May 21, 2016 by smumcounty
Nathaniel Greene Pendleton was born on August 9th, 1895 in Davenport Iowa but his family soon after moved to New York where Nat was enrolled at the Brooklyn Poly Prep High School. At six feet tall, he quickly demonstrated his physical prowess there by becoming a star of their wrestling team. Wrestling would become a big part of Nat’s early life. After high school he attended Columbia University where he served as the captain of the wrestling team in 1915 and graduated having never lost a match. In between bouts, Nat managed to earn a degree in economics.
After college, Nat competed in the Amateur Athletic Union and was twice crowned AAU wrestling champion before heading to the Olympics in Antwerp, Belgium in 1920. There he competed in both the freestyle and Greco-Roman wrestling events. He came away from the games having earned a silver medal in the heavyweight freestyle division, losing only a single match.
Nat turned pro after the Olympic games in the period in which wrestling was transitioning from an athletic contest to a show business spectacle. At the time, matches were either billed as “shoots”, meaning they were legitimate competitions, or “worked” bouts meaning they were performances. Nat only competed in shoots and he was on his way to the top, winning bout after bout, but still could not arrange matches with the top wrestlers at the time like former boxer Jack Dempsey or Al “Strangler” Lewis. Major bouts in wrestling were controlled by a trust of promoters who controlled the top talent and Nat’s promoter, Jack Curley, could not break in. Curley tried to goad the trust into a match with Nat by boasting that his man Pendleton could throw anyone, including Strangler Lewis. The trust responded by arranging a bout between Pendleton and John Pesek, a brute who was known as the trust’s enforcer and also known for at times playing dirty. At the end of the match, Nat had been bested and injured and thus ended his wrestling career.
For a tall, good-looking fella like Nat, acting was the next logical step in his career. His acting debut came in 1924 with a role in the silent “The Hoosier Schoolmaster”. Other small roles followed in the 20’s along with some work in Broadway plays such as “Naughty Cinderella” in 1925, “The Grey Fox” in 1928, and “His Girl Friday” in 1929 (no relation to the film with Cary Grant and Rosalind Russell). But his acting career really took off in the 30’s when he began appearing in multiple films a year. In 1933 alone, he appeared in Capra’s “Lady for a Day”, pre-code classic “Baby Face” starring Barbara Stanwyck, and Mae West vehicle “I’m No Lady” and those are just three of the more memorable twelve films he appeared in that year.

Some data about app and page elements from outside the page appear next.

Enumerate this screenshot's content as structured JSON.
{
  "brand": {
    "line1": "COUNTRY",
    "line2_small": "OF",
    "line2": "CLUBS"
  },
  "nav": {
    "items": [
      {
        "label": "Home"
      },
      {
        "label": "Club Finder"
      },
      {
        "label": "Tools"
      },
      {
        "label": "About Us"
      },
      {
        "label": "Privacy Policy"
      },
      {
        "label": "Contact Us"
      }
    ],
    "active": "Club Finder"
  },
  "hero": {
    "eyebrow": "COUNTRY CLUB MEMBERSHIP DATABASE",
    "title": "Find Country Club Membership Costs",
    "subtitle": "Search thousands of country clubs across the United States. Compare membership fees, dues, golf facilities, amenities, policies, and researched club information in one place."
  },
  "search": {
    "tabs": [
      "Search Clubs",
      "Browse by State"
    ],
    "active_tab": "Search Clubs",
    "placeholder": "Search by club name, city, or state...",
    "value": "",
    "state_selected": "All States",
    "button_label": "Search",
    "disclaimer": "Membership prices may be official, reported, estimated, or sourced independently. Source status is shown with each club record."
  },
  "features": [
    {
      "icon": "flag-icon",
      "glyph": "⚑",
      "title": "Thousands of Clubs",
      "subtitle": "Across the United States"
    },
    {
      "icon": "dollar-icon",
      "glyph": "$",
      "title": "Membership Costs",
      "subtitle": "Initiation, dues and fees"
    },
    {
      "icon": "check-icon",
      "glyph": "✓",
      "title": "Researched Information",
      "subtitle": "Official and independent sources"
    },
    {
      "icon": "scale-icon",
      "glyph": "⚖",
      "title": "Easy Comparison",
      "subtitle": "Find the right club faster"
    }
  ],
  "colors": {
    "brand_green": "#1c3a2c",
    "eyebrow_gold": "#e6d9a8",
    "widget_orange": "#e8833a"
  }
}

In his roles, Nat often played cops, gangsters, and athletes, anyone with considerable brawn but few brains. Nat’s specialty was the good-natured goon. Other notable films from this period include two of the thin man films starring William Powell and Myrna Loy as sleuths Nick and Nora Charles, “The Thin Man” (1934) and “Another Thin Man” (1939), in which Nat played Lieutenant John Guild. In 1932, he appeared in “Deception” with Thelma Todd, a film for which he co-wrote the screenplay. He played a large part as a goofy gangster in “Sing and Like It” (1934) starring ZaSu Pitts. That same year he appeared with Jean Harlow in “Girl from Missouri” (1934) and “Manhattan Melodrama” (1934) starring William Powell, Myrna Loy, and Clark Gable. In 1936, Nat played real life strongman Eugen Sandow in “The Great Ziegfeld”, a biopic about Flo Ziegfeld with William Powell appearing as the famous Ziegfeld Follies originator.
Nat was also fortunate enough to play a recurring character in the popular Dr. Kildare film series starring Lew Ayres which ran from 1938 to 1942. Nat appeared as ambulance driver Joe Wayman who would often backup Kildare with his trusty wrench which he referred to as his “little convincer”. Even after Lew Ayres left the series in 1942, Nat continued appearing in the Dr. Gillespie spinoff series starring Lionel Barrymore. Other notable films from the 40’s include “Buck Privates” (1941) starring Abbott and Costello and featuring the Andrews Sisters and the sequel “Buck Privates Come Home” (1947) which was Nat’s final film appearance.
Nat generally retired after that only making some small appearances on television. Nat died on October 12th, 1967 in San Diego, California from a heart attack. He was 72 years old.
“Sing and Like It” with ZaSu Pitts and Nat
“The Great Ziegfeld” clip courtesy of Turner Classic Movies